Restaining engineered hardwood floor


  #1  
Old 05-16-19, 07:45 PM
M
Member
Thread Starter
Join Date: May 2019
Location: USA
Posts: 40
Received 0 Upvotes on 0 Posts
Restaining engineered hardwood floor

Hello. I just bought a house which needs a little renovation. I will start with refinishing the hardwood flood that the house is covered with in 85%. I would like to restain it with a light color, preferably light grey.
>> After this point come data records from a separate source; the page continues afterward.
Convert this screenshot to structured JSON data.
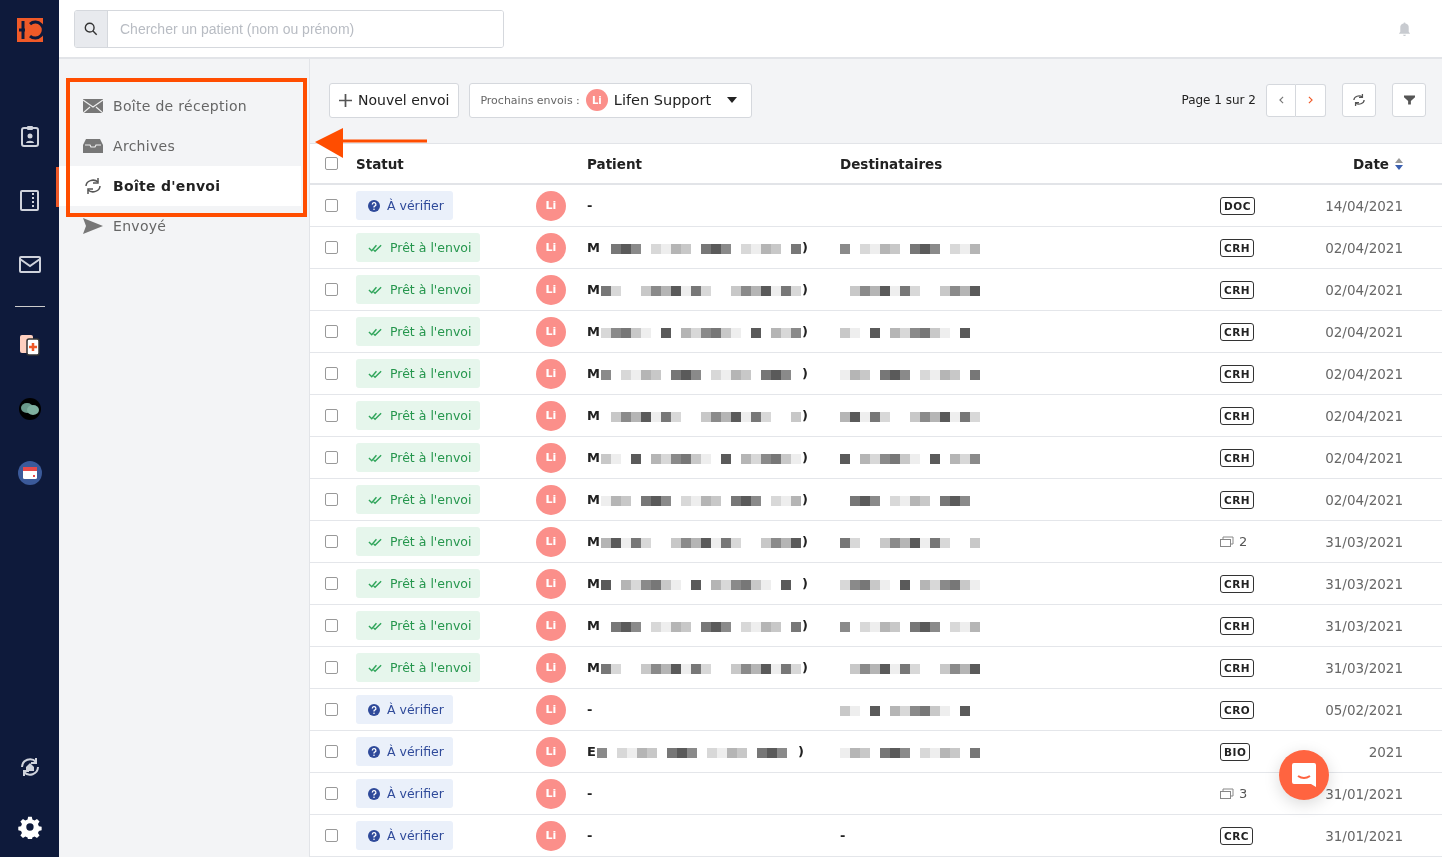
{
  "search": {
    "placeholder": "Chercher un patient (nom ou prénom)"
  },
  "sidebar": {
    "items": [
      {
        "kind": "inbox",
        "label": "Boîte de réception",
        "selected": false
      },
      {
        "kind": "archive",
        "label": "Archives",
        "selected": false
      },
      {
        "kind": "outbox",
        "label": "Boîte d'envoi",
        "selected": true
      },
      {
        "kind": "sent",
        "label": "Envoyé",
        "selected": false
      }
    ]
  },
  "toolbar": {
    "new_button": "Nouvel envoi",
    "next_label": "Prochains envois :",
    "next_avatar": "Li",
    "next_name": "Lifen Support",
    "pagination": "Page 1 sur 2"
  },
  "table": {
    "select_all_checked": false,
    "columns": [
      "Statut",
      "Patient",
      "Destinataires",
      "Date"
    ],
    "rows": [
      {
        "checked": false,
        "status": {
          "kind": "verify",
          "label": "À vérifier"
        },
        "avatar": "Li",
        "patient": "-",
        "patient_redacted": false,
        "recipients_redacted": false,
        "doc": {
          "kind": "tag",
          "label": "DOC"
        },
        "date": "14/04/2021"
      },
      {
        "checked": false,
        "status": {
          "kind": "ready",
          "label": "Prêt à l'envoi"
        },
        "avatar": "Li",
        "patient": "M",
        "patient_redacted": true,
        "patient_end": ")",
        "recipients_redacted": true,
        "doc": {
          "kind": "tag",
          "label": "CRH"
        },
        "date": "02/04/2021"
      },
      {
        "checked": false,
        "status": {
          "kind": "ready",
          "label": "Prêt à l'envoi"
        },
        "avatar": "Li",
        "patient": "M",
        "patient_redacted": true,
        "patient_end": ")",
        "recipients_redacted": true,
        "doc": {
          "kind": "tag",
          "label": "CRH"
        },
        "date": "02/04/2021"
      },
      {
        "checked": false,
        "status": {
          "kind": "ready",
          "label": "Prêt à l'envoi"
        },
        "avatar": "Li",
        "patient": "M",
        "patient_redacted": true,
        "patient_end": ")",
        "recipients_redacted": true,
        "doc": {
          "kind": "tag",
          "label": "CRH"
        },
        "date": "02/04/2021"
      },
      {
        "checked": false,
        "status": {
          "kind": "ready",
          "label": "Prêt à l'envoi"
        },
        "avatar": "Li",
        "patient": "M",
        "patient_redacted": true,
        "patient_end": ")",
        "recipients_redacted": true,
        "doc": {
          "kind": "tag",
          "label": "CRH"
        },
        "date": "02/04/2021"
      },
      {
        "checked": false,
        "status": {
          "kind": "ready",
          "label": "Prêt à l'envoi"
        },
        "avatar": "Li",
        "patient": "M",
        "patient_redacted": true,
        "patient_end": ")",
        "recipients_redacted": true,
        "doc": {
          "kind": "tag",
          "label": "CRH"
        },
        "date": "02/04/2021"
      },
      {
        "checked": false,
        "status": {
          "kind": "ready",
          "label": "Prêt à l'envoi"
        },
        "avatar": "Li",
        "patient": "M",
        "patient_redacted": true,
        "patient_end": ")",
        "recipients_redacted": true,
        "doc": {
          "kind": "tag",
          "label": "CRH"
        },
        "date": "02/04/2021"
      },
      {
        "checked": false,
        "status": {
          "kind": "ready",
          "label": "Prêt à l'envoi"
        },
        "avatar": "Li",
        "patient": "M",
        "patient_redacted": true,
        "patient_end": ")",
        "recipients_redacted": true,
        "doc": {
          "kind": "tag",
          "label": "CRH"
        },
        "date": "02/04/2021"
      },
      {
        "checked": false,
        "status": {
          "kind": "ready",
          "label": "Prêt à l'envoi"
        },
        "avatar": "Li",
        "patient": "M",
        "patient_redacted": true,
        "patient_end": ")",
        "recipients_redacted": true,
        "doc": {
          "kind": "count",
          "label": "2"
        },
        "date": "31/03/2021"
      },
      {
        "checked": false,
        "status": {
          "kind": "ready",
          "label": "Prêt à l'envoi"
        },
        "avatar": "Li",
        "patient": "M",
        "patient_redacted": true,
        "patient_end": ")",
        "recipients_redacted": true,
        "doc": {
          "kind": "tag",
          "label": "CRH"
        },
        "date": "31/03/2021"
      },
      {
        "checked": false,
        "status": {
          "kind": "ready",
          "label": "Prêt à l'envoi"
        },
        "avatar": "Li",
        "patient": "M",
        "patient_redacted": true,
        "patient_end": ")",
        "recipients_redacted": true,
        "doc": {
          "kind": "tag",
          "label": "CRH"
        },
        "date": "31/03/2021"
      },
      {
        "checked": false,
        "status": {
          "kind": "ready",
          "label": "Prêt à l'envoi"
        },
        "avatar": "Li",
        "patient": "M",
        "patient_redacted": true,
        "patient_end": ")",
        "recipients_redacted": true,
        "doc": {
          "kind": "tag",
          "label": "CRH"
        },
        "date": "31/03/2021"
      },
      {
        "checked": false,
        "status": {
          "kind": "verify",
          "label": "À vérifier"
        },
        "avatar": "Li",
        "patient": "-",
        "patient_redacted": false,
        "recipients_redacted": true,
        "doc": {
          "kind": "tag",
          "label": "CRO"
        },
        "date": "05/02/2021"
      },
      {
        "checked": false,
        "status": {
          "kind": "verify",
          "label": "À vérifier"
        },
        "avatar": "Li",
        "patient": "E",
        "patient_redacted": true,
        "patient_end": ")",
        "recipients_redacted": true,
        "doc": {
          "kind": "tag",
          "label": "BIO"
        },
        "date": "2021"
      },
      {
        "checked": false,
        "status": {
          "kind": "verify",
          "label": "À vérifier"
        },
        "avatar": "Li",
        "patient": "-",
        "patient_redacted": false,
        "recipients_redacted": false,
        "doc": {
          "kind": "count",
          "label": "3"
        },
        "date": "31/01/2021"
      },
      {
        "checked": false,
        "status": {
          "kind": "verify",
          "label": "À vérifier"
        },
        "avatar": "Li",
        "patient": "-",
        "patient_redacted": false,
        "recipients_redacted": false,
        "recipients": "-",
        "doc": {
          "kind": "tag",
          "label": "CRC"
        },
        "date": "31/01/2021"
      }
    ]
  }
}
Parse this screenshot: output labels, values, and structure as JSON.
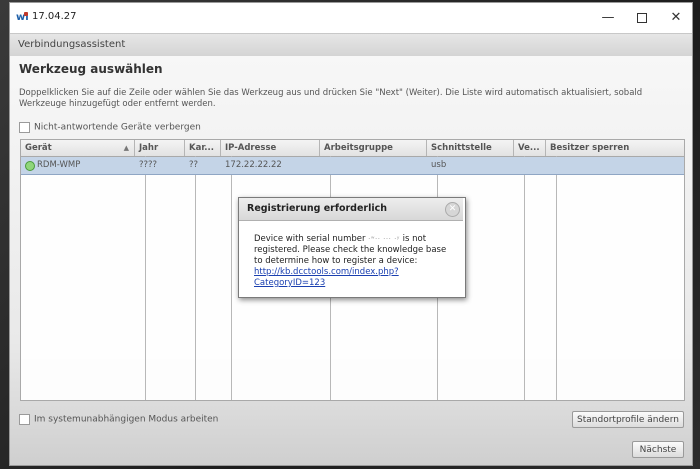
{
  "window": {
    "title": "17.04.27",
    "app_icon_text": "wi",
    "controls": {
      "minimize": "—",
      "close": "✕"
    }
  },
  "header": {
    "label": "Verbindungsassistent"
  },
  "page": {
    "heading": "Werkzeug auswählen",
    "instructions": "Doppelklicken Sie auf die Zeile oder wählen Sie das Werkzeug aus und drücken Sie \"Next\" (Weiter).  Die Liste wird automatisch aktualisiert, sobald Werkzeuge hinzugefügt oder entfernt werden.",
    "hide_nonresponding_label": "Nicht-antwortende Geräte verbergen",
    "standalone_mode_label": "Im systemunabhängigen Modus arbeiten",
    "profile_button": "Standortprofile ändern",
    "next_button": "Nächste"
  },
  "table": {
    "columns": [
      "Gerät",
      "Jahr",
      "Kar...",
      "IP-Adresse",
      "Arbeitsgruppe",
      "Schnittstelle",
      "Ve...",
      "Besitzer sperren"
    ],
    "sort_indicator": "▲",
    "rows": [
      {
        "device": "RDM-WMP",
        "year": "????",
        "kar": "??",
        "ip": "172.22.22.22",
        "workgroup": "",
        "interface": "usb",
        "ve": "",
        "owner_lock": "",
        "status_color": "#8fd67a"
      }
    ]
  },
  "dialog": {
    "title": "Registrierung erforderlich",
    "close_symbol": "✕",
    "text_before": "Device with serial number ",
    "redacted_serial": "·ʷ·· ··· ·ʸ",
    "text_after": " is not registered. Please check the knowledge base to determine how to register a device:",
    "link": "http://kb.dcctools.com/index.php?CategoryID=123",
    "link_line1": "http://kb.dcctools.com/index.php?",
    "link_line2": "CategoryID=123"
  }
}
The floor was replaced in 2007. It is laid in diagonal pattern.

Here are some details:

Species: Oak
Thickness: 3/8 Inch
Width: 3 Inch
Install Type: Glue Down or Staple Down or Nail Down
Grade: 3-Ply
Construction: Engineered
Edge Type: Eased Edges/ Square Ends
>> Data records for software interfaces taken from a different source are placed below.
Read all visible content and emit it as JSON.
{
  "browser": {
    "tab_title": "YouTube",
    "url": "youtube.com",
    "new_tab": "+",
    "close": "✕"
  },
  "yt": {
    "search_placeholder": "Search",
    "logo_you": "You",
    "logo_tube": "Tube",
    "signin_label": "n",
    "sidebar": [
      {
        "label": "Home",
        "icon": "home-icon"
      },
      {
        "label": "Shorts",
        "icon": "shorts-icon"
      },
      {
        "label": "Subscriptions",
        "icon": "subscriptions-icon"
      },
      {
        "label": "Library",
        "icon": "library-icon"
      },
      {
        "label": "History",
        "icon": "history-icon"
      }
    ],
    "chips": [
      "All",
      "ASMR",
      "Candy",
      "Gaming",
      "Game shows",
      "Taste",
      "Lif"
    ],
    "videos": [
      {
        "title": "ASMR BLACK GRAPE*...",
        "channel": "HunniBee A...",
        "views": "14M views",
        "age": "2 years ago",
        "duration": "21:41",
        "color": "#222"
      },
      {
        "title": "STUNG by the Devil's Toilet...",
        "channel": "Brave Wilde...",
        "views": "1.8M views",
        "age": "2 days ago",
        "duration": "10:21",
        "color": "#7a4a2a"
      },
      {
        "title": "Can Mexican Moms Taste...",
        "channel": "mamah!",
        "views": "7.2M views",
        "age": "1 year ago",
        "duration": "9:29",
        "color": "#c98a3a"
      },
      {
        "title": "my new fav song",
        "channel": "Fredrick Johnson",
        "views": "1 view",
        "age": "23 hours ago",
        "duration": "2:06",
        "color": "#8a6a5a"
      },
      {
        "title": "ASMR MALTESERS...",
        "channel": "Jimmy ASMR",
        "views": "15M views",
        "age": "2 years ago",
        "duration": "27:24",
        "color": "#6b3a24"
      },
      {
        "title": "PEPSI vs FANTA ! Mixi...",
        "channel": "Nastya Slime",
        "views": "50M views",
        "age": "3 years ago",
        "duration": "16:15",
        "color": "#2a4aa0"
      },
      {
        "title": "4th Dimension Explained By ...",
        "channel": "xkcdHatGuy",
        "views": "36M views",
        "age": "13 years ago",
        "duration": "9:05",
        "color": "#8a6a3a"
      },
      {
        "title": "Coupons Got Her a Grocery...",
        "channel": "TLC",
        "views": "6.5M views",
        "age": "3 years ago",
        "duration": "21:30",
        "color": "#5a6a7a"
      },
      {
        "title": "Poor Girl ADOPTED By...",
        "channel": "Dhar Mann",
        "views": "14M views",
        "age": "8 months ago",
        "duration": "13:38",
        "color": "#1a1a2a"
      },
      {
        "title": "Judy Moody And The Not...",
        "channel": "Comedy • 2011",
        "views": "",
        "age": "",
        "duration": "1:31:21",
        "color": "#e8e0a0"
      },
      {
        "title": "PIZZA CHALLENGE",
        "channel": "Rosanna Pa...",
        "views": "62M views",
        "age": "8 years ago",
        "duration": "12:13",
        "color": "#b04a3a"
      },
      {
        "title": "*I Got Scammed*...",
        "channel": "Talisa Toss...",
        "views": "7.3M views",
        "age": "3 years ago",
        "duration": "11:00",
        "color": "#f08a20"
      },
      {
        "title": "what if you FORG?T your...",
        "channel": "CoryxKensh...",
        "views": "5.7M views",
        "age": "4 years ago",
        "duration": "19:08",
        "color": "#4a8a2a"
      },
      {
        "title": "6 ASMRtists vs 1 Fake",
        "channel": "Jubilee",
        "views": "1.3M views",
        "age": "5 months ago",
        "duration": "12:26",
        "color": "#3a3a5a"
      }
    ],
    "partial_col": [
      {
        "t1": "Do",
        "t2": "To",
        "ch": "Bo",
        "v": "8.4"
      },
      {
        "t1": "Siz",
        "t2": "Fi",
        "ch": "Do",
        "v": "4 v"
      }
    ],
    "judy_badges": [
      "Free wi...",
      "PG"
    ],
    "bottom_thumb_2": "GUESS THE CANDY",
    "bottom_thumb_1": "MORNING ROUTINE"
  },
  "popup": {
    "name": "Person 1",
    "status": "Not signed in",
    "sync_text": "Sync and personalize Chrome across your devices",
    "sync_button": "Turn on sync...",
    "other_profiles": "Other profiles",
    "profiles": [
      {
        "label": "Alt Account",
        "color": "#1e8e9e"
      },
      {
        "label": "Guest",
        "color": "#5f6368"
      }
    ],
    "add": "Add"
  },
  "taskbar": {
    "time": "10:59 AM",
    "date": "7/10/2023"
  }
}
I sanded the the plank a little bit using a hand sander with 80 grit paper (took me about 3 minutes to get the stain layer off from that little piece), the wood is still very smooth and kinda slick.

Do you think that its suitable for sanding and restaining?
What type of sander (drum / orbital) and grit would you recommend?

Name:  f1.jpg
Views: 335
Size:  69.6 KB

Name:  f2.jpg
Views: 387
Size:  65.0 KB

Name:  f3.jpg
Views: 288
Size:  67.7 KB

Name:  f4.jpg
Views: 190
Size:  28.6 KB

Name:  f5.jpg
Views: 271
Size:  61.3 KB

Name:  f6.jpg
Views: 375
Size:  100.6 KB

Name:  f7.jpg
Views: 211
Size:  29.5 KB
 

Last edited by PJmax; 05-17-19 at 11:46 AM. Reason: resized pictures/added enlarged view
  #2  
Old 05-17-19, 02:30 AM
M
Forum Topic Moderator
Join Date: Mar 2005
Location: USA - N.E.Tn
Posts: 45,770
Received 869 Upvotes on 760 Posts
Welcome to the forums!

That type of flooring isn't really suitable for sanding and refinishing. You only have a thin layer of wood on top and once you sand thru it the flooring is junk. A very light sanding and a fresh coat of poly is the most you can do. That type of flooring isn't made for refinishing.
 
Bud9051 voted this post useful.
  #3  
Old 05-17-19, 06:36 AM
Marq1's Avatar
Member
Join Date: Sep 2016
Location: USA MI
Posts: 9,745
Received 1,210 Upvotes on 1,098 Posts
It looks like it's solid, really depends on the thickness of the top layer!
 
 

Thread Tools
Search this Thread
 
Ask a Question
Question Title:
Description:
Your question will be posted in: